Islamabad : Till early ‘90s the Rawal Dam (or Rawal Lake) used to be a great place to spend some leisurely time with friends and families. Basking in the sun during winters or sitting in the shade of a tree with the line cast for fishing. Or, even have a dip in cool waters during sweltering summer afternoons.
The one like of us would just stick a bait (usually a small fish caught from shallow waters) with the hook and throw the line as far into the waters as one could manage, using a piece of wood as the floater!
But the professionals and amateur anglers would come well equipped with their fishing rods, nets, baskets and other equipment. We used to watch them more eagerly than paying attention to the lines that we have cast and whenever one of those anglers would hook a catch that would be fascinating to watch him bring the fish close enough to net it.
Then constructions in Banigala started. Some extremely influential, rich and powerful people constructed their villas right to the water front. A few even constructed quay (or is it a pier?) as they had the luxury of keeping their own private boats to go out for a ride in the lake or for hunting the migratory birds.
And when the water level soared in the lake one monsoon season many of those villas built too close to the water front got inundated! The owners quickly manipulated the authorities to open the spillway gates quite a few feet short of the optimum storage level of the dam.
The villas of the rich and influential were saved but the water retaining capacity of the reservoir was greatly reduced. The move went unnoticed because in those times the twin cities and the catchment areas of both Rawal and Simly dams used to get heavy monsoon rains. The spillway gates were opened many a times during the monsoon season and sometimes even in winters when we used to have prolonged wet spells, sometimes lasting the whole week.
Nobody ever thought that there would be shortage of water in the Rawal Dam (or Lake). Actually it was a dam built for water supply with a water treatment plant, mainly to the cantonment area of Rawalpindi and some parts of Islamabad (Sector G-7/1 and some part of the ‘National Park’ including Islamabad Club, Shakarparian, Rose & Jasmine Garden at that time. Rest of the structures and buildings popped up later).
Even during the past few years, whenever we had a good monsoon season, Rawal Dam used to attain the (revised) optimum level and many a times the authorities opened the spillways to flush excess water.
And in those days people used to sit in this canopy, built on pillars raised from the bed of the dam, enjoying ripples of waves lapping against these pillars almost up to the edge.
But now it is a horrifying sight! It is not that that Rawal Dam had not dried up in the past. It had many a times. But this thing has started happening after the year 1990.
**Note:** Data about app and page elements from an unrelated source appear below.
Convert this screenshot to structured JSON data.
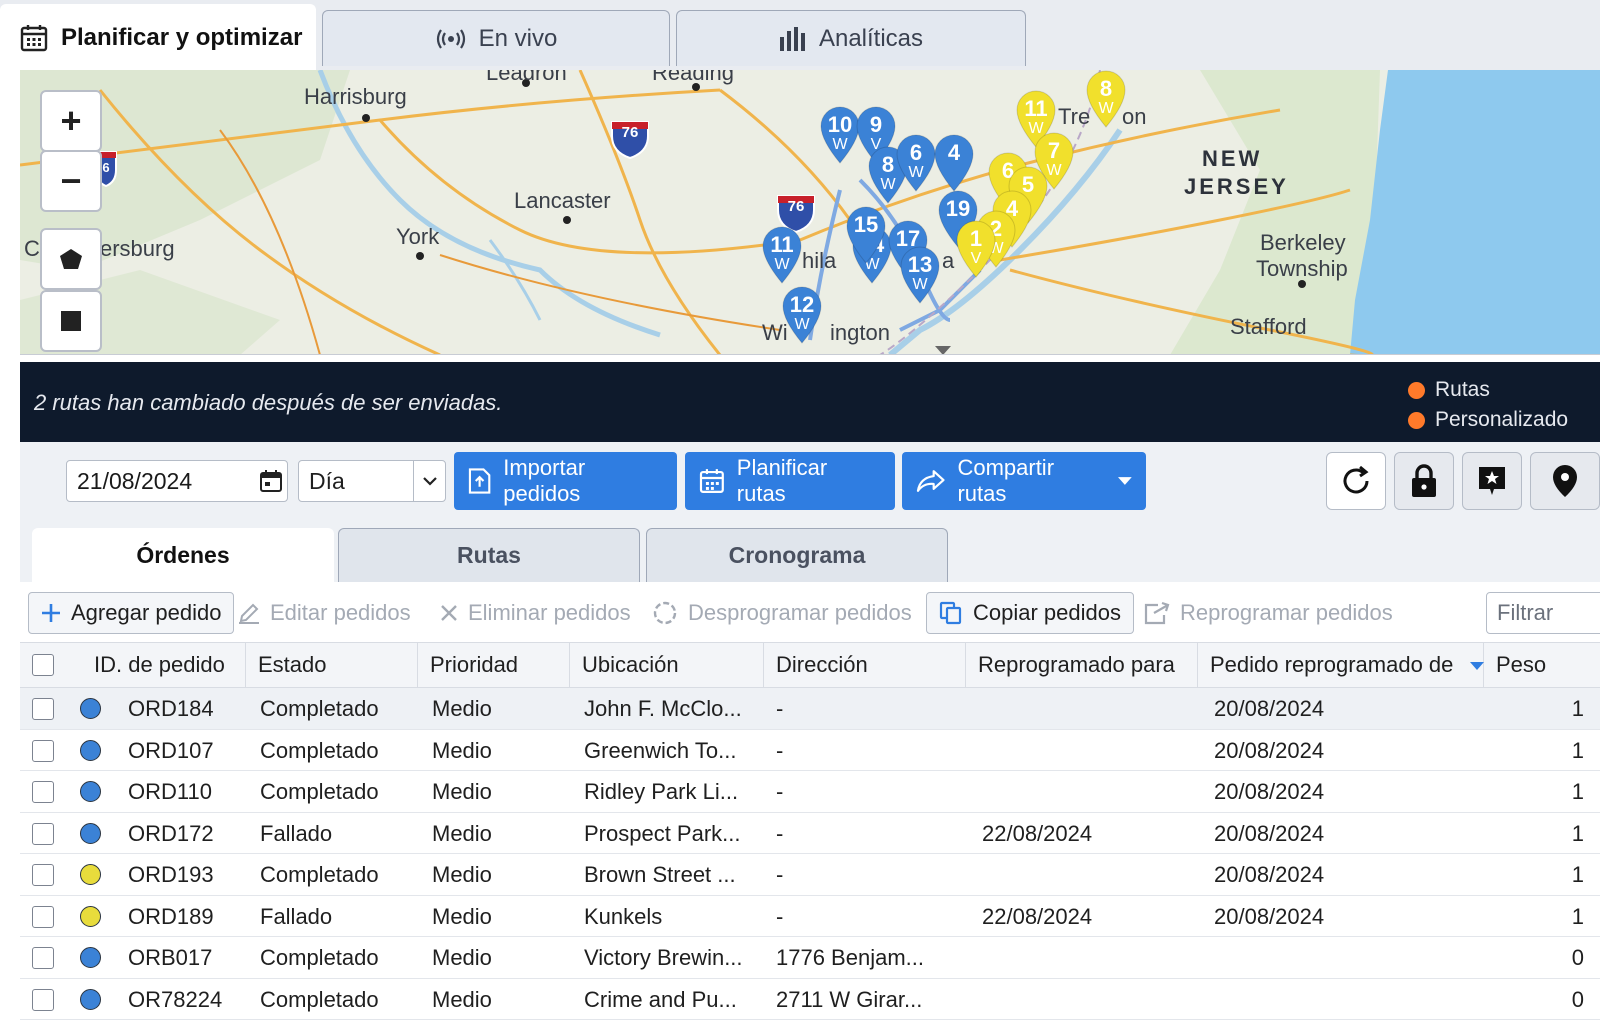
{
  "top_tabs": [
    {
      "label": "Planificar y optimizar",
      "icon": "calendar-icon",
      "active": true
    },
    {
      "label": "En vivo",
      "icon": "broadcast-icon",
      "active": false
    },
    {
      "label": "Analíticas",
      "icon": "bar-chart-icon",
      "active": false
    }
  ],
  "map": {
    "cities": [
      "Harrisburg",
      "Lancaster",
      "York",
      "ersburg",
      "Wi",
      "ington",
      "hila",
      "a",
      "Tre",
      "on",
      "Berkeley",
      "Township",
      "Stafford",
      "Leadron",
      "Reading",
      "C"
    ],
    "states": [
      "NEW",
      "JERSEY"
    ],
    "highway_shields": [
      "76",
      "76",
      "6"
    ],
    "zoom_in": "+",
    "zoom_out": "−",
    "pins_blue": [
      {
        "num": "10",
        "w": "W"
      },
      {
        "num": "9",
        "w": "V"
      },
      {
        "num": "8",
        "w": "W"
      },
      {
        "num": "6",
        "w": "W"
      },
      {
        "num": "4",
        "w": ""
      },
      {
        "num": "11",
        "w": "W"
      },
      {
        "num": "14",
        "w": "W"
      },
      {
        "num": "17",
        "w": ""
      },
      {
        "num": "13",
        "w": "W"
      },
      {
        "num": "12",
        "w": "W"
      },
      {
        "num": "15",
        "w": ""
      },
      {
        "num": "19",
        "w": ""
      }
    ],
    "pins_yellow": [
      {
        "num": "11",
        "w": "W"
      },
      {
        "num": "8",
        "w": "W"
      },
      {
        "num": "7",
        "w": "W"
      },
      {
        "num": "6",
        "w": ""
      },
      {
        "num": "5",
        "w": ""
      },
      {
        "num": "4",
        "w": ""
      },
      {
        "num": "2",
        "w": "W"
      },
      {
        "num": "1",
        "w": "V"
      }
    ]
  },
  "banner": {
    "message": "2 rutas han cambiado después de ser enviadas.",
    "legend": [
      "Rutas",
      "Personalizado"
    ],
    "legend_color": "#ff7a2a"
  },
  "toolbar": {
    "date_value": "21/08/2024",
    "period_value": "Día",
    "import_label": "Importar pedidos",
    "plan_label": "Planificar rutas",
    "share_label": "Compartir rutas",
    "accent": "#2f7de1"
  },
  "sub_tabs": [
    {
      "label": "Órdenes",
      "active": true
    },
    {
      "label": "Rutas",
      "active": false
    },
    {
      "label": "Cronograma",
      "active": false
    }
  ],
  "actions": {
    "add": "Agregar pedido",
    "edit": "Editar pedidos",
    "delete": "Eliminar pedidos",
    "unschedule": "Desprogramar pedidos",
    "copy": "Copiar pedidos",
    "reschedule": "Reprogramar pedidos",
    "filter_placeholder": "Filtrar"
  },
  "table": {
    "columns": [
      "ID. de pedido",
      "Estado",
      "Prioridad",
      "Ubicación",
      "Dirección",
      "Reprogramado para",
      "Pedido reprogramado de",
      "Peso"
    ],
    "rows": [
      {
        "color": "#3b82d6",
        "id": "ORD184",
        "estado": "Completado",
        "prioridad": "Medio",
        "ubicacion": "John F. McClo...",
        "direccion": "-",
        "reprogramado_para": "",
        "reprogramado_de": "20/08/2024",
        "peso": "1"
      },
      {
        "color": "#3b82d6",
        "id": "ORD107",
        "estado": "Completado",
        "prioridad": "Medio",
        "ubicacion": "Greenwich To...",
        "direccion": "-",
        "reprogramado_para": "",
        "reprogramado_de": "20/08/2024",
        "peso": "1"
      },
      {
        "color": "#3b82d6",
        "id": "ORD110",
        "estado": "Completado",
        "prioridad": "Medio",
        "ubicacion": "Ridley Park Li...",
        "direccion": "-",
        "reprogramado_para": "",
        "reprogramado_de": "20/08/2024",
        "peso": "1"
      },
      {
        "color": "#3b82d6",
        "id": "ORD172",
        "estado": "Fallado",
        "prioridad": "Medio",
        "ubicacion": "Prospect Park...",
        "direccion": "-",
        "reprogramado_para": "22/08/2024",
        "reprogramado_de": "20/08/2024",
        "peso": "1"
      },
      {
        "color": "#e8dc3c",
        "id": "ORD193",
        "estado": "Completado",
        "prioridad": "Medio",
        "ubicacion": "Brown Street ...",
        "direccion": "-",
        "reprogramado_para": "",
        "reprogramado_de": "20/08/2024",
        "peso": "1"
      },
      {
        "color": "#e8dc3c",
        "id": "ORD189",
        "estado": "Fallado",
        "prioridad": "Medio",
        "ubicacion": "Kunkels",
        "direccion": "-",
        "reprogramado_para": "22/08/2024",
        "reprogramado_de": "20/08/2024",
        "peso": "1"
      },
      {
        "color": "#3b82d6",
        "id": "ORB017",
        "estado": "Completado",
        "prioridad": "Medio",
        "ubicacion": "Victory Brewin...",
        "direccion": "1776 Benjam...",
        "reprogramado_para": "",
        "reprogramado_de": "",
        "peso": "0"
      },
      {
        "color": "#3b82d6",
        "id": "OR78224",
        "estado": "Completado",
        "prioridad": "Medio",
        "ubicacion": "Crime and Pu...",
        "direccion": "2711 W Girar...",
        "reprogramado_para": "",
        "reprogramado_de": "",
        "peso": "0"
      }
    ]
  }
}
“It was in 1994 Islamabad suffered the first ever and the worst water crisis of its history in wake of a prolonged dry spell. The Rawal Dam dried to the core while the water level in Simly dam dipped to as low as 2,224 feet above sea level,” recalled Shahid Sohail, the former Member (Engineering) of the Capital Development Authority (CDA).
“The water level has dropped to the point that it had exposed the water-intake pipes to the water treatment plant and a unit of the Pakistan Army was called on emergency basis from Tarbela to set up pontoons on which huge water motors were installed to pump water from the bowl of the dram into the treatment plant,” Shahid Sohail recalled.
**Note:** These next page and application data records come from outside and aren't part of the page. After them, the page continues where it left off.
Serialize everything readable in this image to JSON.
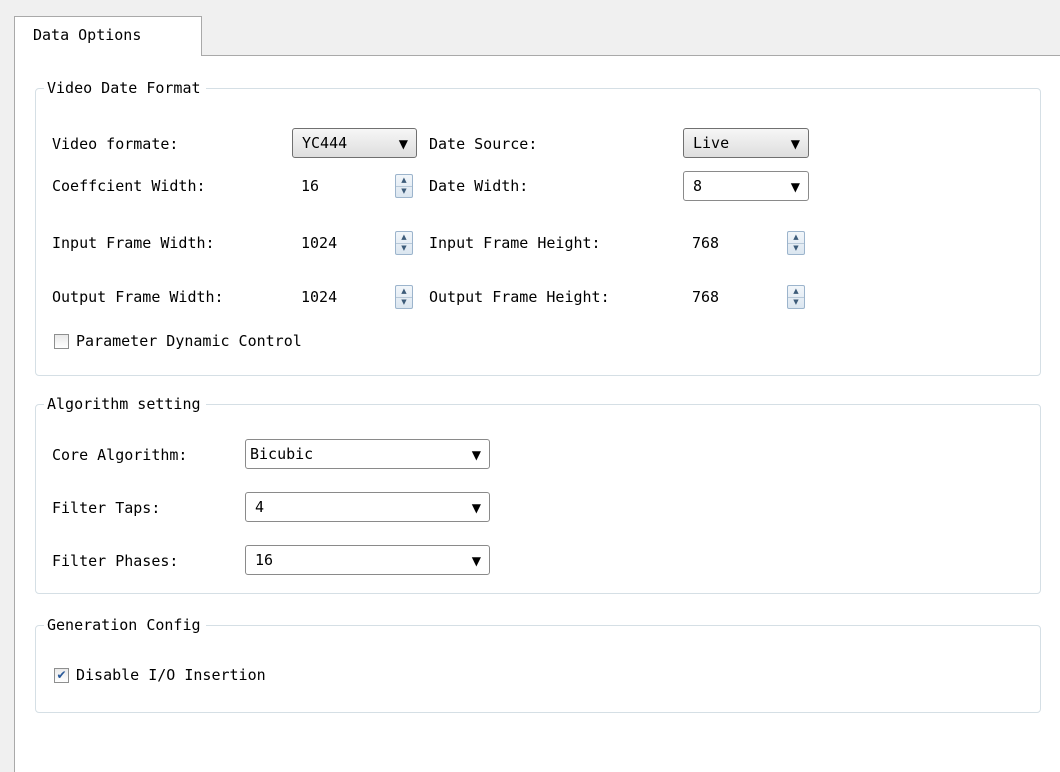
{
  "tab": {
    "label": "Data Options"
  },
  "video_group": {
    "title": "Video Date Format",
    "video_format_label": "Video formate:",
    "video_format_value": "YC444",
    "data_source_label": "Date Source:",
    "data_source_value": "Live",
    "coeff_width_label": "Coeffcient Width:",
    "coeff_width_value": "16",
    "data_width_label": "Date Width:",
    "data_width_value": "8",
    "input_width_label": "Input Frame Width:",
    "input_width_value": "1024",
    "input_height_label": "Input Frame Height:",
    "input_height_value": "768",
    "output_width_label": "Output Frame Width:",
    "output_width_value": "1024",
    "output_height_label": "Output Frame Height:",
    "output_height_value": "768",
    "dynamic_control_label": "Parameter Dynamic Control",
    "dynamic_control_checked": false
  },
  "algorithm_group": {
    "title": "Algorithm setting",
    "core_label": "Core Algorithm:",
    "core_value": "Bicubic",
    "taps_label": "Filter Taps:",
    "taps_value": "4",
    "phases_label": "Filter Phases:",
    "phases_value": "16"
  },
  "generation_group": {
    "title": "Generation Config",
    "disable_io_label": "Disable I/O Insertion",
    "disable_io_checked": true
  },
  "glyphs": {
    "dropdown": "▼",
    "spin_up": "▲",
    "spin_down": "▼",
    "check": "✔"
  }
}
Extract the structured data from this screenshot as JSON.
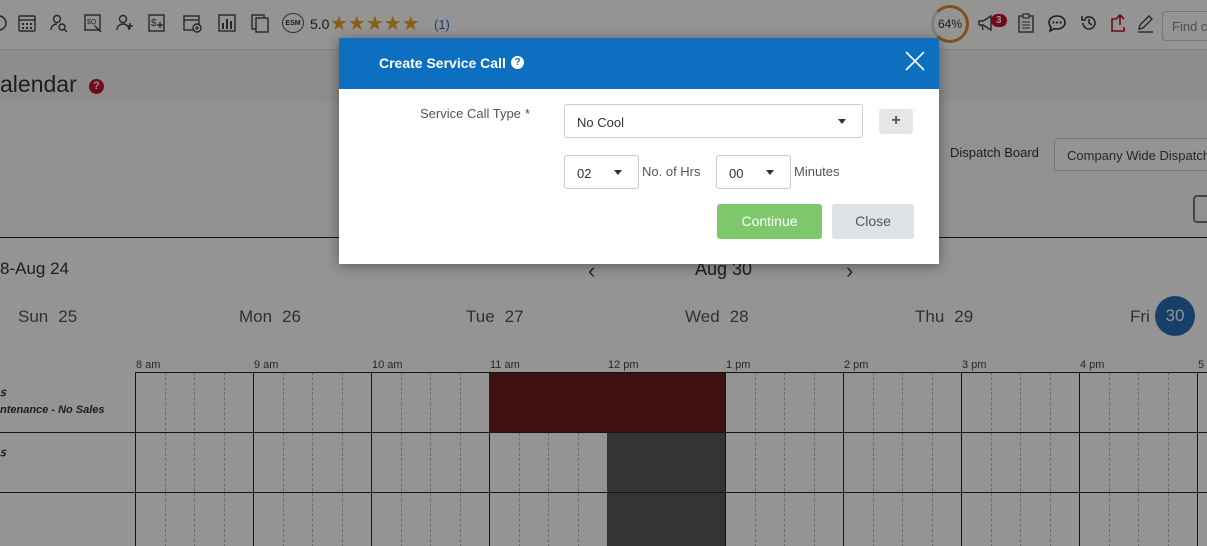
{
  "toolbar": {
    "icons": [
      "calendar-grid-icon",
      "user-search-icon",
      "search-dollar-icon",
      "add-user-icon",
      "add-dollar-icon",
      "add-calendar-icon",
      "bar-chart-icon",
      "copy-docs-icon",
      "esm-icon"
    ],
    "esm_label": "ESM",
    "rating_value": "5.0",
    "stars": "★★★★★",
    "rating_count": "(1)",
    "progress_label": "64%",
    "progress_value": 64,
    "notification_count": "3",
    "search_placeholder": "Find c"
  },
  "page": {
    "title": "alendar",
    "help_glyph": "?",
    "dispatch_board_label": "Dispatch Board",
    "dispatch_board_value": "Company Wide Dispatch"
  },
  "calendar": {
    "week_range": "8-Aug 24",
    "month_title": "Aug 30",
    "prev_glyph": "‹",
    "next_glyph": "›",
    "days": [
      {
        "name": "Sun",
        "num": "25"
      },
      {
        "name": "Mon",
        "num": "26"
      },
      {
        "name": "Tue",
        "num": "27"
      },
      {
        "name": "Wed",
        "num": "28"
      },
      {
        "name": "Thu",
        "num": "29"
      },
      {
        "name": "Fri",
        "num": ""
      }
    ],
    "today_num": "30",
    "hours": [
      "8 am",
      "9 am",
      "10 am",
      "11 am",
      "12 pm",
      "1 pm",
      "2 pm",
      "3 pm",
      "4 pm",
      "5"
    ],
    "rows": [
      {
        "label_line1": "ꜱ",
        "label_line2": "ntenance - No Sales"
      },
      {
        "label_line1": "ꜱ",
        "label_line2": ""
      },
      {
        "label_line1": "",
        "label_line2": ""
      }
    ],
    "colors": {
      "event_red": "#6e1a1a",
      "event_gray": "#5a5a5a",
      "today": "#2a6db7"
    }
  },
  "modal": {
    "title": "Create Service Call",
    "help_glyph": "?",
    "service_type_label": "Service Call Type",
    "required_mark": "*",
    "service_type_value": "No Cool",
    "add_glyph": "+",
    "hours_value": "02",
    "hours_label": "No. of Hrs",
    "minutes_value": "00",
    "minutes_label": "Minutes",
    "continue_label": "Continue",
    "close_label": "Close",
    "colors": {
      "header": "#0c6fc0",
      "continue": "#7ec86c",
      "close": "#dfe2e6"
    }
  }
}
“However, God Almighty was kind and some good pre-monsoon rains saved the residents of Islamabad from a water shortage disaster,” he said.
There had been proposals and suggestions in the past to turn such disastrous times into a better opportunity and take out as much silt as possible as the water line recedes from the banks.
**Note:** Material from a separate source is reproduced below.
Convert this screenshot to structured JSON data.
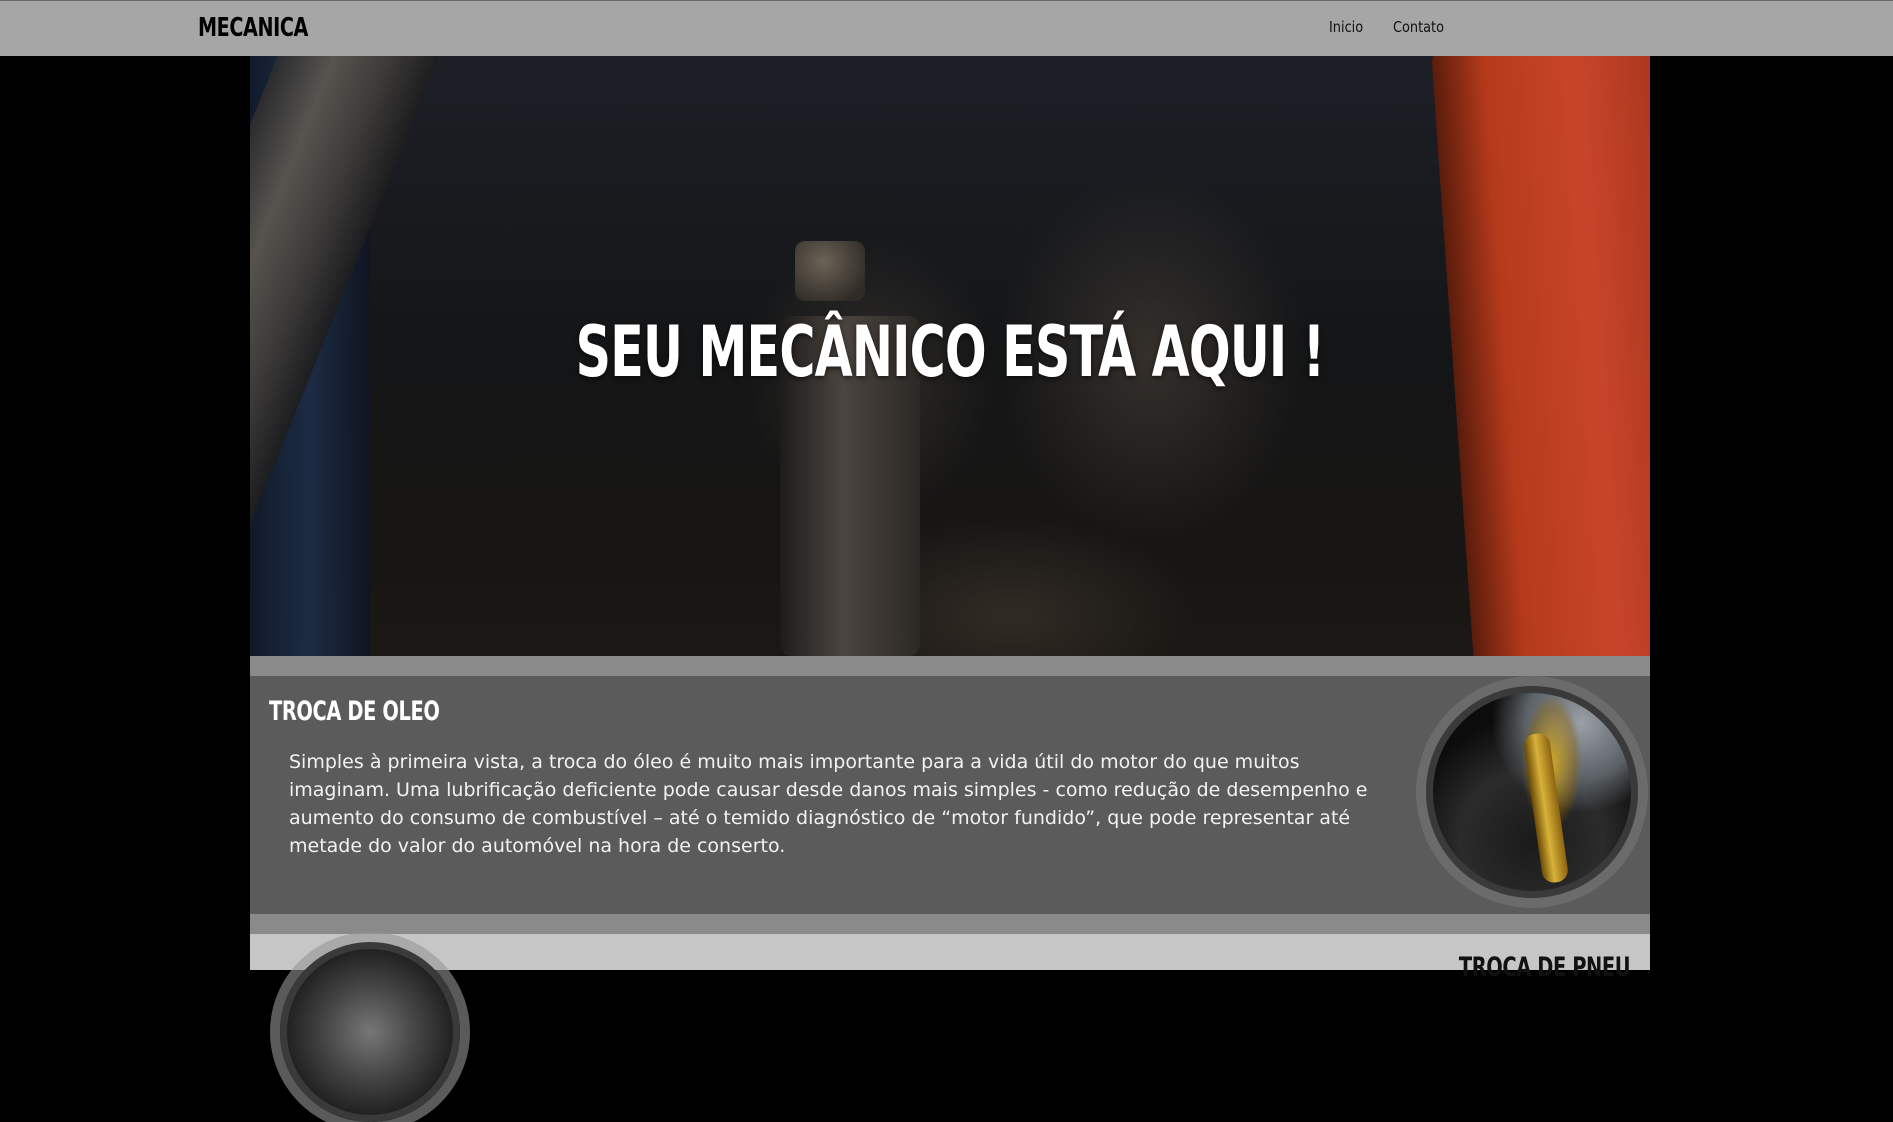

We wonder as to how practical this initiative could be and how cost effective at the same time and whether it would help achieve the basic objective, to increase the water storage capacity of the dam?
Only experts can give an opinion as to whether the soil, which appears parched and all dried up, could be moved using heavy earth moving machinery like bulldozers and excavators or lighter machinery like tractor and trolleys would be more suitable for the purpose.